_WORK REQUEST_
Go through the records below and copy out every line holding "使用下面的".
· · ·
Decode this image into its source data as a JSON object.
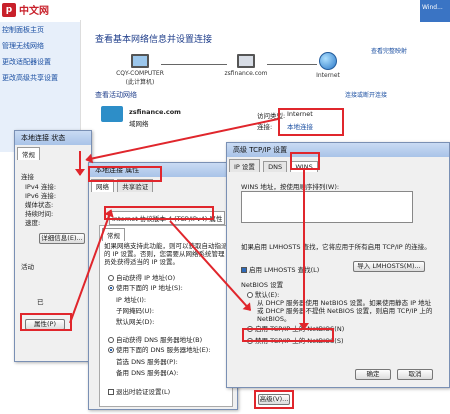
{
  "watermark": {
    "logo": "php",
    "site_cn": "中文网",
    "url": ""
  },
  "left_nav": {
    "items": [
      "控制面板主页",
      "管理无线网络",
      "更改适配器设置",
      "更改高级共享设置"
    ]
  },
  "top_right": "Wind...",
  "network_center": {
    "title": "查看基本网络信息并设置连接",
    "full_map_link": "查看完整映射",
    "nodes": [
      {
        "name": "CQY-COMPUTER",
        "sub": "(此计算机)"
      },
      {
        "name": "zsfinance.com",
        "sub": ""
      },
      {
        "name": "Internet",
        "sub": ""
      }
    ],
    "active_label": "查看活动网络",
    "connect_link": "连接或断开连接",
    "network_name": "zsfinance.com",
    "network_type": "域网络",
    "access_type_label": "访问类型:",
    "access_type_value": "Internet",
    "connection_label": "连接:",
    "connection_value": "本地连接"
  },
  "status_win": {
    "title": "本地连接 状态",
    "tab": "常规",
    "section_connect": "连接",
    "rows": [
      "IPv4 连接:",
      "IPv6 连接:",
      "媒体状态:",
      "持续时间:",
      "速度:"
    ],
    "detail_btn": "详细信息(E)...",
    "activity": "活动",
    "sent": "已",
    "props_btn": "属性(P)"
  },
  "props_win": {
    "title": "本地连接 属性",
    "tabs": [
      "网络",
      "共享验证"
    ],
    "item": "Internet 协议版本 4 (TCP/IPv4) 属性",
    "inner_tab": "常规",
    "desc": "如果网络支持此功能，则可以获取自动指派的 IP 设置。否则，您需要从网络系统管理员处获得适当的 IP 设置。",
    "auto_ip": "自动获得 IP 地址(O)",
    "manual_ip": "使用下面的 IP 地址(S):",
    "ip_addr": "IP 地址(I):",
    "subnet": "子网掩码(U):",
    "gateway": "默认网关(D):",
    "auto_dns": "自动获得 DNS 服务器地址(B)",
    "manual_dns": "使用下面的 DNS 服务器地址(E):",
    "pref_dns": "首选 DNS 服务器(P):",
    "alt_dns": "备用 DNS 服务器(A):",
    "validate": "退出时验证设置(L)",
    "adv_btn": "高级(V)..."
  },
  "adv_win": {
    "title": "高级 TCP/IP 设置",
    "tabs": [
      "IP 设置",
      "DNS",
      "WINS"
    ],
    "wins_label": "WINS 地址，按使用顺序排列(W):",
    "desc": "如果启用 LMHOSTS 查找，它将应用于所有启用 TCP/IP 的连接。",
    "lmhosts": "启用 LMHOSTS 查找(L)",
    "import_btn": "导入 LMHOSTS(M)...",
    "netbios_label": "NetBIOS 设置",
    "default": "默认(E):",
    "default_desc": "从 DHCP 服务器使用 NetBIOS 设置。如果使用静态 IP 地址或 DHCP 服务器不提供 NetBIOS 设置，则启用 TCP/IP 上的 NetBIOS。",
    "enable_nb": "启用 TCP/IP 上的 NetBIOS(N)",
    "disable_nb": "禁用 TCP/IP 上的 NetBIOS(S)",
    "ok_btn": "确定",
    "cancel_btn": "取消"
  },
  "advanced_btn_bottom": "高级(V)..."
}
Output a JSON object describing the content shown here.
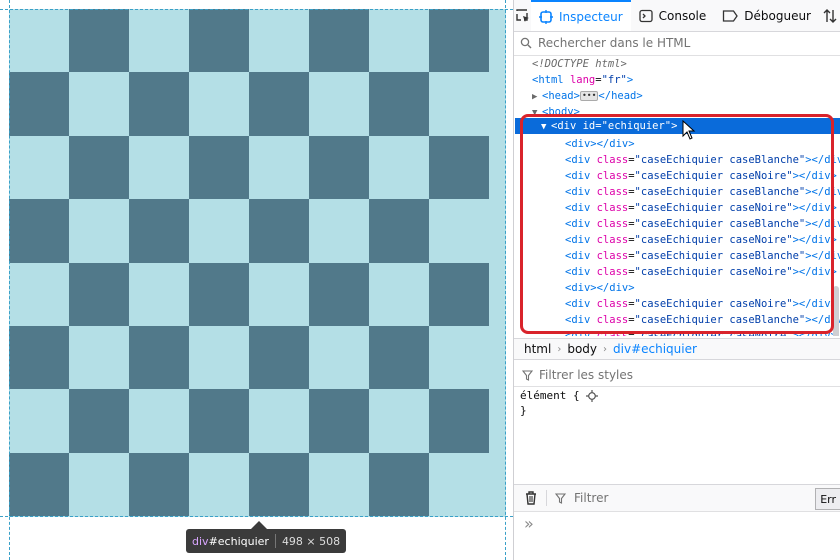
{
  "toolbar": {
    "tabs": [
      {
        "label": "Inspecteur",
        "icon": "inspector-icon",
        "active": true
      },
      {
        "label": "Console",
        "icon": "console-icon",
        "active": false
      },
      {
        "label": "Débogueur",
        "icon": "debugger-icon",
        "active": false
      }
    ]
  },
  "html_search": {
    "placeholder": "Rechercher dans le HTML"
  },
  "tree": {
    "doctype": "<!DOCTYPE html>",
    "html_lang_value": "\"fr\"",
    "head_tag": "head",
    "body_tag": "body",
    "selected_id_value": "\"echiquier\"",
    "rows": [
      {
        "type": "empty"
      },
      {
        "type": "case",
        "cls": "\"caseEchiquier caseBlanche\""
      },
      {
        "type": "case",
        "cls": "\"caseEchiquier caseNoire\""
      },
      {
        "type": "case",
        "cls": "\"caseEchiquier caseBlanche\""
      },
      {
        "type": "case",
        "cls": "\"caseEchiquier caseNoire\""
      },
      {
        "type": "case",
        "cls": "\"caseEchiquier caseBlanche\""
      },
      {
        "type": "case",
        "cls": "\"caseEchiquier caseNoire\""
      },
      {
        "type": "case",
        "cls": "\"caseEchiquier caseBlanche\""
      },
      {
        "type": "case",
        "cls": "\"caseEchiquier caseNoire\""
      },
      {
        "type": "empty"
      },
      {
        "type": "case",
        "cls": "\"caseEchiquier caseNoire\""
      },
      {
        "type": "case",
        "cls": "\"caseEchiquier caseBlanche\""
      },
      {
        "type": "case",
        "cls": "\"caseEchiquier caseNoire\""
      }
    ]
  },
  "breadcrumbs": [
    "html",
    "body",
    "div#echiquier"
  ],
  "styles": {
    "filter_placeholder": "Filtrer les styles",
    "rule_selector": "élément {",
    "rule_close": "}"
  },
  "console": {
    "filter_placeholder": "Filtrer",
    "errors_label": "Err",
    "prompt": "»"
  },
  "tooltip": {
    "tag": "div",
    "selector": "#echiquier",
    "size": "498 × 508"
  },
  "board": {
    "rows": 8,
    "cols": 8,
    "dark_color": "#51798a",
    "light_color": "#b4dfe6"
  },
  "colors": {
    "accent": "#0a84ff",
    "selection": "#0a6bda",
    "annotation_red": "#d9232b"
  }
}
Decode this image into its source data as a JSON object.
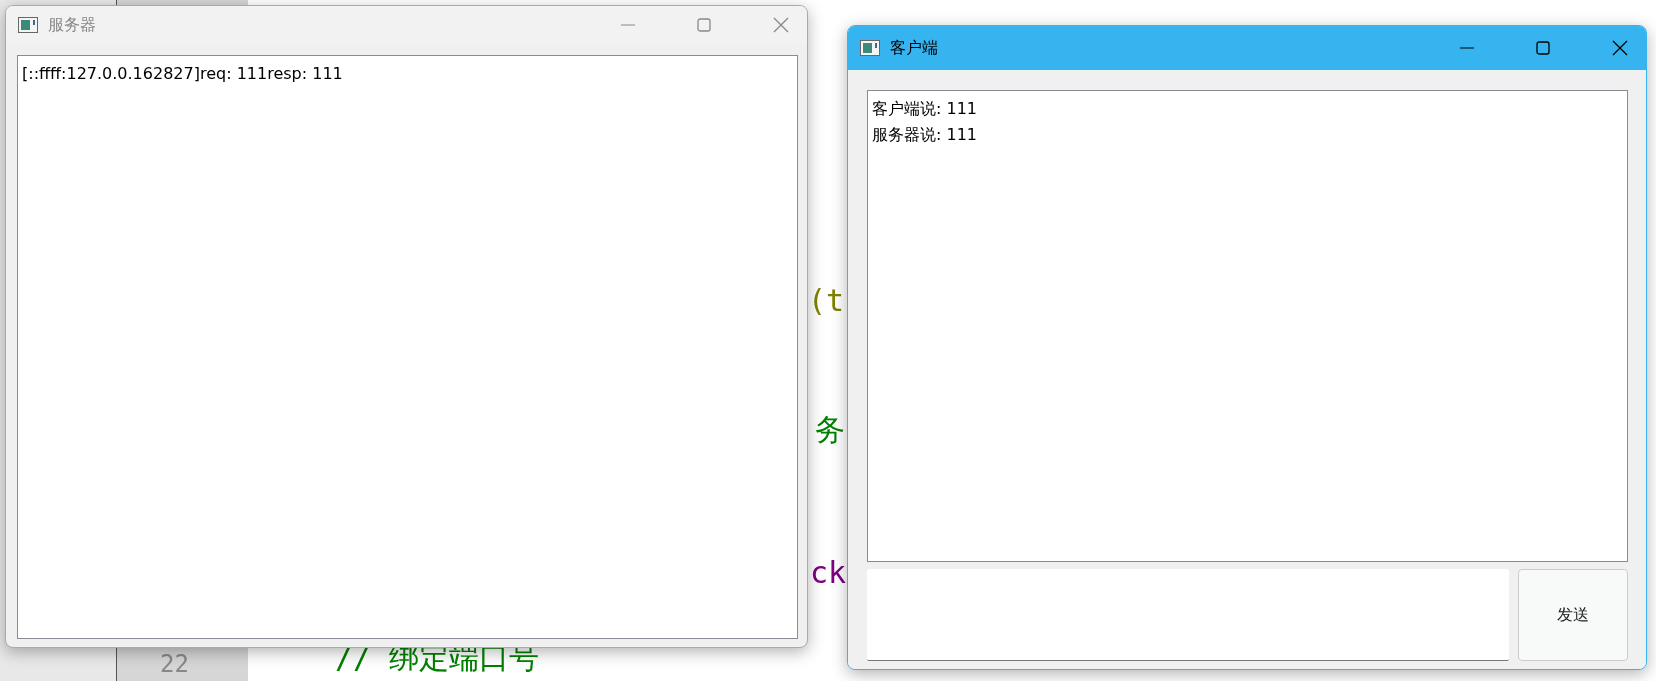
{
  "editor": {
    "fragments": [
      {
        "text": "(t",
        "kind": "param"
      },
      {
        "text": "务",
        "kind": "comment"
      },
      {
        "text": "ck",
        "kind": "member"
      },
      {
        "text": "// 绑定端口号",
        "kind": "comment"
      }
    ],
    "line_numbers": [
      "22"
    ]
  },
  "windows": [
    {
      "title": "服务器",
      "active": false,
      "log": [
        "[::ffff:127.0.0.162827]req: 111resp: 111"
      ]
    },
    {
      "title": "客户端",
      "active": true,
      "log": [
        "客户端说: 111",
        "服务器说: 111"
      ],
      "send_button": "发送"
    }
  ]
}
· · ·
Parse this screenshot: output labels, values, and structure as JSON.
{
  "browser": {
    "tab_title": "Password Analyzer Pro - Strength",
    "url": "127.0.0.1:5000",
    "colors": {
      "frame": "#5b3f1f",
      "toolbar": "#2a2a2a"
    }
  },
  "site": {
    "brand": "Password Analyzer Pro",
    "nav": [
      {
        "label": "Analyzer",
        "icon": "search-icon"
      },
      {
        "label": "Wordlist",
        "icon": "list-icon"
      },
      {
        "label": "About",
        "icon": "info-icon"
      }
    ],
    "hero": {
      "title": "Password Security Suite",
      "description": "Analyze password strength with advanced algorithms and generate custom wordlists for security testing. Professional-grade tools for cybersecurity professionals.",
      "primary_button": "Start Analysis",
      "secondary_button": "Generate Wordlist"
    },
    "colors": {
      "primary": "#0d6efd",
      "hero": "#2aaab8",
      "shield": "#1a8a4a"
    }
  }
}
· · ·
_ANSWER SPACE_
    "manual_ip": "使用下面的 IP 地址(S):",
    "manual_dns": "使用下面的 DNS 服务器地址(E):",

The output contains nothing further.